ACTIVITY: Where the records hold the string "this", show the whole line it sits on.

Stored items from a collection:
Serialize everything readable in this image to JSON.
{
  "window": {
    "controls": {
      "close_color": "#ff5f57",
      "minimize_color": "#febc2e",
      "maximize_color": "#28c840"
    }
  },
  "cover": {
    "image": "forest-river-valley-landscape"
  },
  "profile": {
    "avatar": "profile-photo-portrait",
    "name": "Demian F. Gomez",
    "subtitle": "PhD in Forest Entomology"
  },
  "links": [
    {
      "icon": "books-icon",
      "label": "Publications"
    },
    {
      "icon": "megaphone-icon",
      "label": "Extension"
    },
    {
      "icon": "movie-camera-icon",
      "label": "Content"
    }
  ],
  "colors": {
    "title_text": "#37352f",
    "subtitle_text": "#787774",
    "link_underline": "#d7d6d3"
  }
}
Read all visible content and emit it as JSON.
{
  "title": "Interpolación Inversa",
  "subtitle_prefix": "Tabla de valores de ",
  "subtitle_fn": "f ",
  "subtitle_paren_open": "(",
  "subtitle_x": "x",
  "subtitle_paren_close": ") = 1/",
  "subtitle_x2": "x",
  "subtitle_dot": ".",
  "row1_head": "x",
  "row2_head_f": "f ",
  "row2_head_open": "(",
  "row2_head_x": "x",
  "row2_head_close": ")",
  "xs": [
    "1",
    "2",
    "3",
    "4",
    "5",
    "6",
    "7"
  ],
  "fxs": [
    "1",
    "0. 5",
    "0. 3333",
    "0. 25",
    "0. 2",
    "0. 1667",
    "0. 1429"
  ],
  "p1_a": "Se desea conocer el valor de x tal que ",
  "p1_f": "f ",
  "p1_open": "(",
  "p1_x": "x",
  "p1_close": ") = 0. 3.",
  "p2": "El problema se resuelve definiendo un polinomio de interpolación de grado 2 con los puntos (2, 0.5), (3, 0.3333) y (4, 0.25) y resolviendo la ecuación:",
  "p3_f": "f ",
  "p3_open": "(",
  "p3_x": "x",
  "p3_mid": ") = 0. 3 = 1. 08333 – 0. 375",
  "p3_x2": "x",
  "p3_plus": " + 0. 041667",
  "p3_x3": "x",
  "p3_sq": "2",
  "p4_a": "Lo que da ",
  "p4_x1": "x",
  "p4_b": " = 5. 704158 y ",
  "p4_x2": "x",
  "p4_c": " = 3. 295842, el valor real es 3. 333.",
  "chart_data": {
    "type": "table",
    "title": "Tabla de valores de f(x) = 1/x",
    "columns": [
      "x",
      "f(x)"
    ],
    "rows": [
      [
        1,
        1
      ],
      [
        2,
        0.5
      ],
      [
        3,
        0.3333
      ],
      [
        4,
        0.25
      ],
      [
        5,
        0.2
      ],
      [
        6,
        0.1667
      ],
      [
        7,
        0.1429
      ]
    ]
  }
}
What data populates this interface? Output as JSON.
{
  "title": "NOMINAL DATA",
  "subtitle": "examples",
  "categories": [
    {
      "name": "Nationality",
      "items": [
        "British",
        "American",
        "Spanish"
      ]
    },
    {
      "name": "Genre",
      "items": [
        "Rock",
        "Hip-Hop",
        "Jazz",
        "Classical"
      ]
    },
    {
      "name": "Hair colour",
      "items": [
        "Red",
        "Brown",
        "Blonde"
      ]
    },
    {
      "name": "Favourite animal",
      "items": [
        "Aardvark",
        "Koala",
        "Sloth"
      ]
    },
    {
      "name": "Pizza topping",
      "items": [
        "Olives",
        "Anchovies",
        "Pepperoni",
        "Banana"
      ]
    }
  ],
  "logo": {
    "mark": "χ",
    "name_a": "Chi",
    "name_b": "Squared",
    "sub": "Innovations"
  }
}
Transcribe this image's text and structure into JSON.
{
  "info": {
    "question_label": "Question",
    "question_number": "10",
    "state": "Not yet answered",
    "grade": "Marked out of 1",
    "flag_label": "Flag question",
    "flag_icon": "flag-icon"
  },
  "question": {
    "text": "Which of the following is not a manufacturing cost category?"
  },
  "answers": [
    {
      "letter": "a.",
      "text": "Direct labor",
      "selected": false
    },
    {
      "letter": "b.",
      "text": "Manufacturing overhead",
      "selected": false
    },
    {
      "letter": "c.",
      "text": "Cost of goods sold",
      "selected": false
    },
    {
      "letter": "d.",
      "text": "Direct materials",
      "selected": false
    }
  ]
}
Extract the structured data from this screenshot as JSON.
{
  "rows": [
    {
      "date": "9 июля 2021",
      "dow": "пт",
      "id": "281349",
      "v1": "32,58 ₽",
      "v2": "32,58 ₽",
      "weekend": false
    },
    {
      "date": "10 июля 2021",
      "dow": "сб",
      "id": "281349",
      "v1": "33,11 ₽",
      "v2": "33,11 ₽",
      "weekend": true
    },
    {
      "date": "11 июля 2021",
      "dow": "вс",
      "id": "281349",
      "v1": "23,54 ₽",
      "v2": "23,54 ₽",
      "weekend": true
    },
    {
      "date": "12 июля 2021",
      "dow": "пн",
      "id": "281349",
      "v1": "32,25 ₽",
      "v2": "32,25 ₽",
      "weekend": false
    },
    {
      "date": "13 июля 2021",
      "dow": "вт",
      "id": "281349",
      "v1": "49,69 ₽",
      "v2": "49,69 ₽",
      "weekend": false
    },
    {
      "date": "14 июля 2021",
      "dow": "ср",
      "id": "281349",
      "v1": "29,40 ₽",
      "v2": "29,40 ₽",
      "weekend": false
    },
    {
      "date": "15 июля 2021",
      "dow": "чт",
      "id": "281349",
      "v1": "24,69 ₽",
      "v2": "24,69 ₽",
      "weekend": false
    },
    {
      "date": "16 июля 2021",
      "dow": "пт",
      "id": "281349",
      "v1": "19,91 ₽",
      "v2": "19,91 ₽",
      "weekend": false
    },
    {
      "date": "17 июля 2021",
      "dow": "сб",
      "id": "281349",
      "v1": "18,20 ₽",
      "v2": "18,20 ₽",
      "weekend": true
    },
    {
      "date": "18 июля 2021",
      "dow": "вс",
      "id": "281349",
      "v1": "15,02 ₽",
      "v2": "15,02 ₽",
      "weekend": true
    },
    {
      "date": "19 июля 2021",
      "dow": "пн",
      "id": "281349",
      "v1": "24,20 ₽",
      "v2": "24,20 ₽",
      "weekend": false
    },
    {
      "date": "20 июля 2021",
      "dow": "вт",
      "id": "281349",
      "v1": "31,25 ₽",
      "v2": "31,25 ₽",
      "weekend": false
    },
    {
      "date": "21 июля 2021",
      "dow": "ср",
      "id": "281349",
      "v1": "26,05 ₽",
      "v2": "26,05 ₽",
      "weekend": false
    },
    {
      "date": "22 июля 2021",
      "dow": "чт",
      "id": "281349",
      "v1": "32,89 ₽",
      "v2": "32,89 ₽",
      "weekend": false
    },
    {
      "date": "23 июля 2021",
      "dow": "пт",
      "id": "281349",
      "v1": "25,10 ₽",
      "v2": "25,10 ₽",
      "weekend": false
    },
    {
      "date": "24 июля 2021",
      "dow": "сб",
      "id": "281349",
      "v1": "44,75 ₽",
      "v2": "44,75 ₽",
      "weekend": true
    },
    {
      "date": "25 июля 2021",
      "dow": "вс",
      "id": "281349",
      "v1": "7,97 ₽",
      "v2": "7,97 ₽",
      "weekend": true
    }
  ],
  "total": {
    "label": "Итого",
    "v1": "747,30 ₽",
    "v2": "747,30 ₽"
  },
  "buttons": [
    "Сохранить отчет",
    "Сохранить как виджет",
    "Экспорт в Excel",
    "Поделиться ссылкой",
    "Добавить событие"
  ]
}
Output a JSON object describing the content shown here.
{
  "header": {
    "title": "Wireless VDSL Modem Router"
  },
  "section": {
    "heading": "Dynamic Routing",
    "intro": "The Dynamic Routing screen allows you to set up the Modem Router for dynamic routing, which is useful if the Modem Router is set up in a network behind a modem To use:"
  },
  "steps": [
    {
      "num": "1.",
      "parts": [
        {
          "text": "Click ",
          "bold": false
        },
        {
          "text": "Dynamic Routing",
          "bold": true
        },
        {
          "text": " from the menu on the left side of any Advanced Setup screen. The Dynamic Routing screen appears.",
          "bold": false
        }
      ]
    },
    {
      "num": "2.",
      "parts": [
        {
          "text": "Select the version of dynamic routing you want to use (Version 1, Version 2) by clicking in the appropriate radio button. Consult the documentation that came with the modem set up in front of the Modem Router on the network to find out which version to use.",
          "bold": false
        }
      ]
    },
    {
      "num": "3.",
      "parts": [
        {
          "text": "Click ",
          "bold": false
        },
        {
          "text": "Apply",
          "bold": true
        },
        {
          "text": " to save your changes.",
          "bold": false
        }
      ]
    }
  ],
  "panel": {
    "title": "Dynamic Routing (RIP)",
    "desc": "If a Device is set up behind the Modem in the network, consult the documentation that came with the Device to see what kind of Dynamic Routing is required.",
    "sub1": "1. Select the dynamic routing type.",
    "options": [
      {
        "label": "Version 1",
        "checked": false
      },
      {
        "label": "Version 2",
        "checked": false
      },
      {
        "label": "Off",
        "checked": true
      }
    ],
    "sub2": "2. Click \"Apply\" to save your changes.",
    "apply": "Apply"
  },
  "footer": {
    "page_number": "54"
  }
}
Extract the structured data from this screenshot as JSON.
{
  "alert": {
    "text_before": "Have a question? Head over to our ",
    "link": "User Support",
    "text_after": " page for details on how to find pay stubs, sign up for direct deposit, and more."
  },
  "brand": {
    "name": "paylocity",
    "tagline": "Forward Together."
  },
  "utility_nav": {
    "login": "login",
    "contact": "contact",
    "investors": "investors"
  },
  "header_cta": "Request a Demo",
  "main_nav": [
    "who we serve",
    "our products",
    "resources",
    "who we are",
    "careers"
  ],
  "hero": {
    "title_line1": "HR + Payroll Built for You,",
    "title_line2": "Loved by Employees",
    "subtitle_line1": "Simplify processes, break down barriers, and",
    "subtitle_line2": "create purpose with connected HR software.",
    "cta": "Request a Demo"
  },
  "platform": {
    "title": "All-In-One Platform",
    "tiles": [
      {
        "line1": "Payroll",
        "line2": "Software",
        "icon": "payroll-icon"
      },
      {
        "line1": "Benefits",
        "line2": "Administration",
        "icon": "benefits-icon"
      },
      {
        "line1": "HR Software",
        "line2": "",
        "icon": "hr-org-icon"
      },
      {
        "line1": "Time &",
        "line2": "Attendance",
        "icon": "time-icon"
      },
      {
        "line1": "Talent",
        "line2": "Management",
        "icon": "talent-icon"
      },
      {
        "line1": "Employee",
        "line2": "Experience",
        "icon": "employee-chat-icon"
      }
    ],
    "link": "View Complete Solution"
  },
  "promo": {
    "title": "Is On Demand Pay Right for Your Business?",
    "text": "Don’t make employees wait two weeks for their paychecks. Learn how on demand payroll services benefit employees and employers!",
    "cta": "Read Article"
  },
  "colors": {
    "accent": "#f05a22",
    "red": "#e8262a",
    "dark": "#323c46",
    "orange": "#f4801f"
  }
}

ANSWER FOR THE TASK:
Serialize everything readable in this image to JSON.
What data populates this interface? Output as JSON.
Transcribe this image's text and structure into JSON.
Extract the structured data from this screenshot as JSON.
Extract the structured data from this screenshot as JSON.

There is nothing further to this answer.